Gameplay mimicked that of Super Mario 64, which Rare confesses to copying to a degree (especially its camera), although it had a few innovative touches. One of those were “context sensitive” pads. Stepping on these caused a light bulb to light up over Conker’s head and enabled him to perform a specific action pertaining to the pad, often taking the form of a special attack against a boss.
It also featured local multiplayer across a variety of modes such as a “heist” type mode (players try to escape with a bag of cash while trying not to be upstaged by the others who are doing the same thing), co-op team events such as storming a beach under fire as the “Frenchies” or defending it as the evil “Tediz”, to straight up deathmatch.
Conker’s excelled in a number of technical areas, too. The game featured large, playable areas, a wide range of facial expressions for Conker, detailed textures, sounds, effects, and even lip synicing. Text is all spoken in the game despite being cartridge-based. The advanced technical nature of the game pushed it to be one of the few 64MB cartridges for the N64. Conker and a large amount of the code “was already written” noted by the interview above linked to Amazon when they decided to change it into a more mature game, though Rare also spent considerable time digging back into the N64 hardware to squeeze even more performance out of the machine.
The game was critically well received across the board with many critics — and players — remarking how advanced the game felt on the surface compared to the rest of the N64’s library. Not only that, but the dark humor and mature themes were also a hit along with the extensive voice acting, characterizations, and wide ranging variety of play elements from simple platforming challenges to driving a toy tank around to defeat an enemy boss.
On the other hand, it sold pretty badly by Nintendo standards according to this IGN article that tracked sales of the game in 2001. By April, the game had only sold 55,000 units which was considered “miserable” by the article.
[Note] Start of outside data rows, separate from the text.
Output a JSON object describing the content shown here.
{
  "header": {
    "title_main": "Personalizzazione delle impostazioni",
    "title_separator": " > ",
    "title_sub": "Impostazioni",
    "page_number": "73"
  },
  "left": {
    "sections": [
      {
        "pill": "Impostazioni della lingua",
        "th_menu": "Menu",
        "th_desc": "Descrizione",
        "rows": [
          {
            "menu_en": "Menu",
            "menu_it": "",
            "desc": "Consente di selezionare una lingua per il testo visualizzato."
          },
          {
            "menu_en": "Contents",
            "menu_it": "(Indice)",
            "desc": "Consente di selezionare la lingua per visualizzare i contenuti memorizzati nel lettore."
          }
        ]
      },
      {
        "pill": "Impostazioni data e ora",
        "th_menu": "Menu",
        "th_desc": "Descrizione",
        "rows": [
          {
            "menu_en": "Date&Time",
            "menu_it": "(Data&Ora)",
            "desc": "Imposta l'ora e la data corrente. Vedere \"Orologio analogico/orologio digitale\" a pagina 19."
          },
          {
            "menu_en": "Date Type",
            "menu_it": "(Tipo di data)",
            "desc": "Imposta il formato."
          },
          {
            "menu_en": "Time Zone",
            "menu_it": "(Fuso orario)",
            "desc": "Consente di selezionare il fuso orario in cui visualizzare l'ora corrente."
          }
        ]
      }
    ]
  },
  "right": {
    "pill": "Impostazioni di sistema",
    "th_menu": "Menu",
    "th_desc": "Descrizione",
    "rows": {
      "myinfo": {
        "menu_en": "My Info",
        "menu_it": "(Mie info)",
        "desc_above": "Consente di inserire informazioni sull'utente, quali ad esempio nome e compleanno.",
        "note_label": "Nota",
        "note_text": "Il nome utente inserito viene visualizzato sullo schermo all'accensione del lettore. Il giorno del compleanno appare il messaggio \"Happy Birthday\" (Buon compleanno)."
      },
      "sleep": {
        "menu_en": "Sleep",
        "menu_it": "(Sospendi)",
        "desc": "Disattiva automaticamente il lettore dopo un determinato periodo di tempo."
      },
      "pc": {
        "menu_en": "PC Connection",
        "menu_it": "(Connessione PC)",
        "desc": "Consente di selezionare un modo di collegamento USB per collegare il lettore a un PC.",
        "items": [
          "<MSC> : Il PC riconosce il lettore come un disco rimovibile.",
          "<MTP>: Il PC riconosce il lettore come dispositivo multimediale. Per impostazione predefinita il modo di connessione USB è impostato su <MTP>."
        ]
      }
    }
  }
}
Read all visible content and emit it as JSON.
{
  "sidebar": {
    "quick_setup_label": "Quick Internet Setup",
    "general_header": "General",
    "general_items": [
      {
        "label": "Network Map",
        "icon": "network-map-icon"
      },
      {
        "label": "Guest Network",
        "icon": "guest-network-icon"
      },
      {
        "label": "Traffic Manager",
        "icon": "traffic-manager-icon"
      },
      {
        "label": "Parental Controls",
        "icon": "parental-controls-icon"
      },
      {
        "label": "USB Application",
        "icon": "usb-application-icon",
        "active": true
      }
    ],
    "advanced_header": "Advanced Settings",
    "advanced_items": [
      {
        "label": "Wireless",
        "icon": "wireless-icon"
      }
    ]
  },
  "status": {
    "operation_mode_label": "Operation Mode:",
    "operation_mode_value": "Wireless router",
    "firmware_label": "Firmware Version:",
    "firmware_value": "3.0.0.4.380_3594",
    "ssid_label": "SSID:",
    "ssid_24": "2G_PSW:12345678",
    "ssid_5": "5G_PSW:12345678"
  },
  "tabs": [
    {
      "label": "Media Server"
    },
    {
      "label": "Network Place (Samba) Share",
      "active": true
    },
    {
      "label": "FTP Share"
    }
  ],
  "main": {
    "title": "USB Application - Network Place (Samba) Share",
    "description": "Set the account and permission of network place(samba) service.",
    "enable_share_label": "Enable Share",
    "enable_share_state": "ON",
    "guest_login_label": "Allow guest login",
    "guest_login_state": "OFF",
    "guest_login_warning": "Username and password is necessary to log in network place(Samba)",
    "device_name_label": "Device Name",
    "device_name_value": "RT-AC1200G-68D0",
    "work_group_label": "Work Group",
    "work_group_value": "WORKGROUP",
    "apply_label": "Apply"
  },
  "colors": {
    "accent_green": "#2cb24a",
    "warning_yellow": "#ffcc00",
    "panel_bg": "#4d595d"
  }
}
Several factors were to blame. One was Nintendo’s marketing efforts targeting only the M-rated demographic and focusing those efforts in adult-only venues such as Playboy magazine ads limiting its reach.
Another factor was timing. The game came out today in 2001. But a few months later, the Nintendo Gamecube would arrive in November for North America and go head to head with the Microsoft Xbox in the same month. In the meantime, Sony’s PS2 was already out for a year by the time Conker came out, slowly ramping up its own numbers building up on the success of the PS1. As for the N64, the market for it and its games were already waning by the time Conker arrived. And it wasn’t cheap to make those 64MB carts, either.
As limited as it was, it left behind a considerable legacy both with fans who loved it and went on to be remade by Rare as Conker: Live & Reloaded in 2005 with its multiplayer retooled and expanded to support network play over Microsoft’s Xbox Live service. In 2015, Conker’s Bad Fur Day was included as part of the Rare Replay collection for the Xbox One. As of this article, physical copies of the original N64 game regularly command high prices on auction sites such as Ebay with “sealed” copies demanding several hundreds of dollars.
Conker’s Bad Fur Day was one of those remarkable moments in Nintendo gaming that stood out for being an unexpectedly mature game for a Nintendo platform at the time as well as being a perfectly fine and thoroughly entertaining title on its own merits. This was one of Rare’s shining moments way back when on the N64 where they had also been responsible for other iconic greats such as GoldenEye and Perfect Dark. The only thing missing was an adaptation for the big screen by Ralph Bakshi.